When the string "code" occurs in a line of the records, show that line.

(Data excerpts begins)

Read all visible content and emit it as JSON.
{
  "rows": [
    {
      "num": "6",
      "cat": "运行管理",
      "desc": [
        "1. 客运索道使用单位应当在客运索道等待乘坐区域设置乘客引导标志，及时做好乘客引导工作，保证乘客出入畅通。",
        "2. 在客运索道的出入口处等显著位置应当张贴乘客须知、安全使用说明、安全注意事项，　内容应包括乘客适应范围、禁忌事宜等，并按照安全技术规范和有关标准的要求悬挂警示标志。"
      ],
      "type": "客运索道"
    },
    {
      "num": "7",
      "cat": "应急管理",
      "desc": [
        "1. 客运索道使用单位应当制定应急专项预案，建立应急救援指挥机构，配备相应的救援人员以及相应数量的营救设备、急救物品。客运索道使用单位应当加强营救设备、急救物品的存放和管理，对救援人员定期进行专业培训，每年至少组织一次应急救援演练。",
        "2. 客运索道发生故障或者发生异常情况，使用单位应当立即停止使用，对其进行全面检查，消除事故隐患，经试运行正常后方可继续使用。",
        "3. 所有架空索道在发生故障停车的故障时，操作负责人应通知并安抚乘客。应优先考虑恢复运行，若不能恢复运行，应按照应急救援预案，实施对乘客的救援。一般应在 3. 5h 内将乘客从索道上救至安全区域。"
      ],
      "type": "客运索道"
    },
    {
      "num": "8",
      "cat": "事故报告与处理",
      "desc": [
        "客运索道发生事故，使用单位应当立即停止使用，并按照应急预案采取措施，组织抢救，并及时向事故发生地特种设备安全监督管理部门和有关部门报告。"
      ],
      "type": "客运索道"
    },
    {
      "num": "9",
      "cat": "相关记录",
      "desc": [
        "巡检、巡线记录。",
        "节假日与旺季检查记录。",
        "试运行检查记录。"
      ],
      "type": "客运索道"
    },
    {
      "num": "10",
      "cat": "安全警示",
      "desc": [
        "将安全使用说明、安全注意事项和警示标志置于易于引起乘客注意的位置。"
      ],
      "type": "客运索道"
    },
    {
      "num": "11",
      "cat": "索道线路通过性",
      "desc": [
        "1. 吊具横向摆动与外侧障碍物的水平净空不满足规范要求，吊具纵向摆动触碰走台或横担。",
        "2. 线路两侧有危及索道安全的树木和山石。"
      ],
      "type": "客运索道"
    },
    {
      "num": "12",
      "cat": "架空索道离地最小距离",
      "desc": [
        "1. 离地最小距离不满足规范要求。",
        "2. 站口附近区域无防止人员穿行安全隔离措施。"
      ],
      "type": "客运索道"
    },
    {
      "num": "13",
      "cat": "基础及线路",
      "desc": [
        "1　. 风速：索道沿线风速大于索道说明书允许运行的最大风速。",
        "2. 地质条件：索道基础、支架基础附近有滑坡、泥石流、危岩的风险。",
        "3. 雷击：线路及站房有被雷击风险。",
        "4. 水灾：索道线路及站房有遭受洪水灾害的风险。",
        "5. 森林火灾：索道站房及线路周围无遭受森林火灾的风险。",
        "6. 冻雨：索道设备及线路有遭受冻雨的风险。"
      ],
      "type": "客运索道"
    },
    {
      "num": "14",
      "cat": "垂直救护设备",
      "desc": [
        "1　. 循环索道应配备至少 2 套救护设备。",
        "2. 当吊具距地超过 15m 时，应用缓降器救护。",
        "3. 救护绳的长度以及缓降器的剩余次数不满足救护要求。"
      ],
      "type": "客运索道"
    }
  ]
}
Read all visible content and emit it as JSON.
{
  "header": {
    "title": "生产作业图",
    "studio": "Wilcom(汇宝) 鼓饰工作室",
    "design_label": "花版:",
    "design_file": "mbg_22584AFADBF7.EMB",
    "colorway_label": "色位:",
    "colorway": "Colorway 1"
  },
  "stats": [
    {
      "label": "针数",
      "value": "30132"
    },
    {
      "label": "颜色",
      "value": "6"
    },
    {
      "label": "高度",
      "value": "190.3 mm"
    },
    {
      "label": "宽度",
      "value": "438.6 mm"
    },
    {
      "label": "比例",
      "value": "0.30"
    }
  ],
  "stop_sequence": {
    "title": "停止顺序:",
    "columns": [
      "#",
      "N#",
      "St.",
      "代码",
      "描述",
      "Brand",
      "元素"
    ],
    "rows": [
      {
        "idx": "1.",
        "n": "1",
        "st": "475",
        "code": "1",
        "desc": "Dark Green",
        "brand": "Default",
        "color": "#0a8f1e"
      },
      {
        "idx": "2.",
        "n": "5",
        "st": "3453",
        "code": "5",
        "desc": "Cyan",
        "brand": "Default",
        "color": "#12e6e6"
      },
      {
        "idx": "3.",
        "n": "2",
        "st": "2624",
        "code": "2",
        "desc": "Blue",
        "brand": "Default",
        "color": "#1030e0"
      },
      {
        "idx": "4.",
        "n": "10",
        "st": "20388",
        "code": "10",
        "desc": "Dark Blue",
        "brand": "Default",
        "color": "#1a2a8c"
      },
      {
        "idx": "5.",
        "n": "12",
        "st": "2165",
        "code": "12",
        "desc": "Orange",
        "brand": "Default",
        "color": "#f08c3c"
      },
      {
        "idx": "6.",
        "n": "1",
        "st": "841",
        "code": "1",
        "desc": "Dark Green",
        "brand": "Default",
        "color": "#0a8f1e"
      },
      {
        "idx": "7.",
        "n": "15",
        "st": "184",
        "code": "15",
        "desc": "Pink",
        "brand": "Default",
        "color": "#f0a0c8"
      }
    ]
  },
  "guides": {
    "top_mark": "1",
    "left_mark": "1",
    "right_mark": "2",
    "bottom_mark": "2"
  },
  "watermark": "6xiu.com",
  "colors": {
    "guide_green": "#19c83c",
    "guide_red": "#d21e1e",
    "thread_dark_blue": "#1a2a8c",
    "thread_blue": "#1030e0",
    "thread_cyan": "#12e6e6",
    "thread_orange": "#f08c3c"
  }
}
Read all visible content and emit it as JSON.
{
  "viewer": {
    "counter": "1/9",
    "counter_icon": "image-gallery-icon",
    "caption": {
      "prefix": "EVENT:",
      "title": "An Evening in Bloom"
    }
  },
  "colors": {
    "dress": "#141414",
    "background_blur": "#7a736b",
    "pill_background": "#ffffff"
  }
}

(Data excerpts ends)

Exercise answer:
        "code": "1",
        "code": "5",
        "code": "2",
        "code": "10",
        "code": "12",
        "code": "1",
        "code": "15",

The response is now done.